There’s something about wanting something so badly that it’s scary to talk about for fear that it may not come true. That is like me and my dreams. But it’s even scarier thinking about not even going for it. I’m applying to schools I’ve wanted to go to since the start of high school. I’ve spent hundreds of hours on my portfolios and, one week today, they will have been sent in. It’s so surreal. It’s the biggest cliché of life, but extremely true: time flies. A look at one of my journal entries really shows this:
Tues, June 15th 04
Today was the last day of school AND lower school! My 2 years of LS at SJK (my school) has been so short. It has been a GREAT year, but I’ll miss all my teachers when I go to MS next year.

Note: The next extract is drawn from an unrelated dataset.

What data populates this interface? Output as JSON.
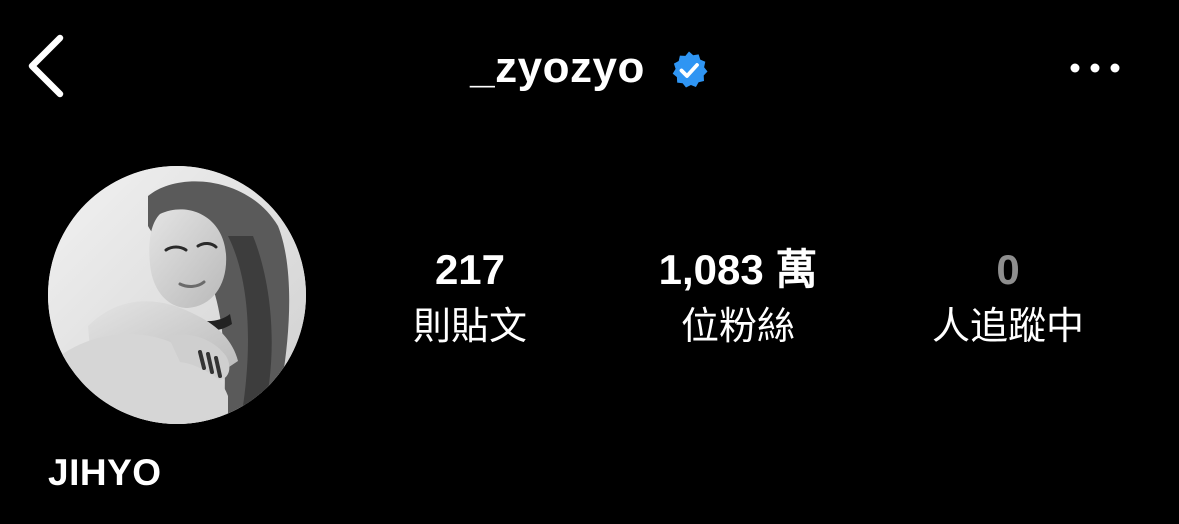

I don’t think I’m ready!
Why I’m not ready:
1. New teachers
2. More homework
3. New part of school
4. More responsibility
5. I DON’T WANT TO GO !! [exclamation marks connected by a sad face]
I’m just not ready for Middle School. We’ll be the little fish in the big pond! [drawing of a little fish in a big pond] NO MS!! [sad face]
Wed, June 16th ’04 (Morn 7:20) *Note: Bless my little self for being up at 7AM on the first day of vacation
Last night I was thinking about some of the GOOD things about 6th grade.
1. I can start fresh (I can do that every year)
2. New teachers, new faves (yah right!)
3. New look? (No way!)
4. More/ New friends (HOORAY!)
5. I can use the vending machine (Yes!)
I’ve been writing for 7 minutes and I can’t think of anything else to write about…
I’d say that my 9-year-old-self was really, very clueless except for the “time flying” implications. Change should not be feared, but embraced, as should the future. If there’s one thing that I hope you get from my senior speech, it has nothing to do with fashion. It has to do with the future. In twenty years, I don’t know where I’ll be; you might see me in a magazine, traveling the world, or starving on the streets begging for your pennies. Nonetheless, the prospect of doing something I love for the rest of my life is very exciting. I am confident that my love for arts and creativity will be eternal. Life can be exhausting, but ultimately, you are all so lucky to be here today, not just because you got listen to my great speech, but also because it means you are going to a great school with so many opportunities for a great future. If you have something you love, go for it. It might be a career, a hobby, an idea, a person. Don’t let others dictate your life; not your teachers, your family, your society. Do what YOU want. Life is too short to be asking “What if?”
And so, I hope you all have an amazing life filled with bright colours and big shoulder pads and even bigger dreams. I genuinely hope that all your dreams come true because I’m a cheesy colourful fashion-dreamer and a real believer in “If you can dream it! You can do it!” Thank you!
Har, har. So if you read all that, then we are officially internet best friends. As the fact that you read all that proves that 1) you have no life (this is not an insult; I, too, do not have a life) or 2) you really luvvv me and you and I are destined to be. Therefore, being internet besties is definitely probable. If you didn't read that then, WTF YOU HAVE A LIFE WUT IZ DIZ?!
Regardless, what I really want to know is:
What are YOUR passions?
I'm super passionate about passions. They make me coo like you're a baby. It's actually a little embarassing, on your part. (To, you know, be cooed at like a baby.) But really. Go on: give me a sentence, a blurb, a novel. I'll coo. GO.